Respite care is a short-term care option, while hospice care is reserved for individuals whom doctors expect to have 6 months or less to live.
By the end of this article, you should have a good understanding of the differences between these care types and the options available.
What Is Hospice Care?
Hospice care is specialized care for individuals with an advanced terminal illness, such as cancer. It’s typically meant to be a short-term solution when doctors expect a person to live for 6 months or less because treatment is no longer possible.
One thing about entering hospice care that’s important to remember is that it does not mean you or your loved one is “giving up.” When treatment for a disease like cancer is no longer effective, hospice care can provide a higher quality of life with symptom management right until the end.
Where Does Hospice Care Take Place?
Most communities that offer hospice care, seek to make it as comfortable and homelike as possible to give their residents a high-quality life. However, it’s important to note that it’s still not home. Some families may prefer for their loved one to remain at home. In situations like this, there are often professional caregivers that can offer in-home hospice care.
What Is Respite Care?
While respite care is also a short-term care option, it’s for a much different purpose.
Many communities offer respite care services as a way that the older adult can see what it’s like to live in a community as opposed to their family home, perhaps with a loved one as their caregiver.
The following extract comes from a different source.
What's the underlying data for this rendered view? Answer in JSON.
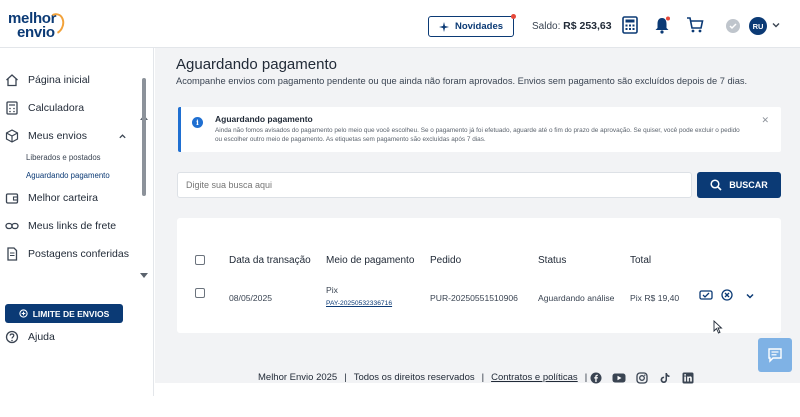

For example, if your loved one is developing dementia, they will eventually have special care needs for which memory care could be a solution. At Fox Trail in Cresskill, we offer respite care that gives your loved one a chance to see what life is like in a Fox Trail community should a permanent move be necessary.
Respite care is also used as an opportunity for a caregiver to take a break from their caregiving duties. Communities offer respite care so that your loved one can have a safe place to continue receiving the care they need, while their caregiver is able to rest and recharge.
Additionally, respite care can be used when a loved one is recovering from a procedure or surgery and requires more attention and support than a caregiver alone is able to offer.
Common Respite Care Options
There isn’t a one-size answer for which respite care is best for you and your family. There are at-home or community options. And some areas have adult day centers that can provide either partial or full-day care.
The thought of leaving their family home can be overwhelming for many seniors. And in many cases, close friends or family members are the first to step up when an older adult begins needing assistance in their daily life.
This works well for many families. But inevitably a family caregiver will need a break or want to go on vacation. If the senior has no intention of relocating, hiring a professional caregiver to provide in-home respite care may be a good option.
Adult Day Center
An adult day center, sometimes called adult day care, is a respite care option that provides a place where seniors can spend the day. This can provide great socialization opportunities for seniors who otherwise may not get them as often.
The interesting thing about socialization—especially amongst seniors—is that there are studies that demonstrate its effectiveness in improving mood, memory, and cognitive function. Social activities are generally associated with healthy activity, which can help prevent a sedentary lifestyle.
Respite Care Community
Another option that seniors and their caregivers can take advantage of is a community offering respite care services. This kind of lifestyle choice can benefit a senior in several ways. For example, the adult’s family may use respite care in a memory care community to explore it as a permanent option.
Even if a transition to a permanent stay isn’t the goal, the senior can still benefit from the home-like feel of a community. Plus, the staff the community employs will be experienced in the specific care the adult needs, plus there are typically entire teams of caregivers instead of only 1 or 2.
What is the Difference Between Hospice Care and Respite Care
Respite care is a short-term care option, typically used by seniors as a trial for entering a retirement community or when a family-member or caregiver is taking a vacation or break. On the other hand, hospice is typically reserved for individuals whom doctors expect to live 6 months or less. Hospice care provides specialized care to keep the person as comfortable as possible until they pass.
Explore Your Options with Fox Trail
The compassionate team at Fox Trail in Cresskill is specially trained to help your loved one receive proper care while treated with dignity and respect. Contact us today, and we’re happy to schedule a community visit for you and your senior loved one.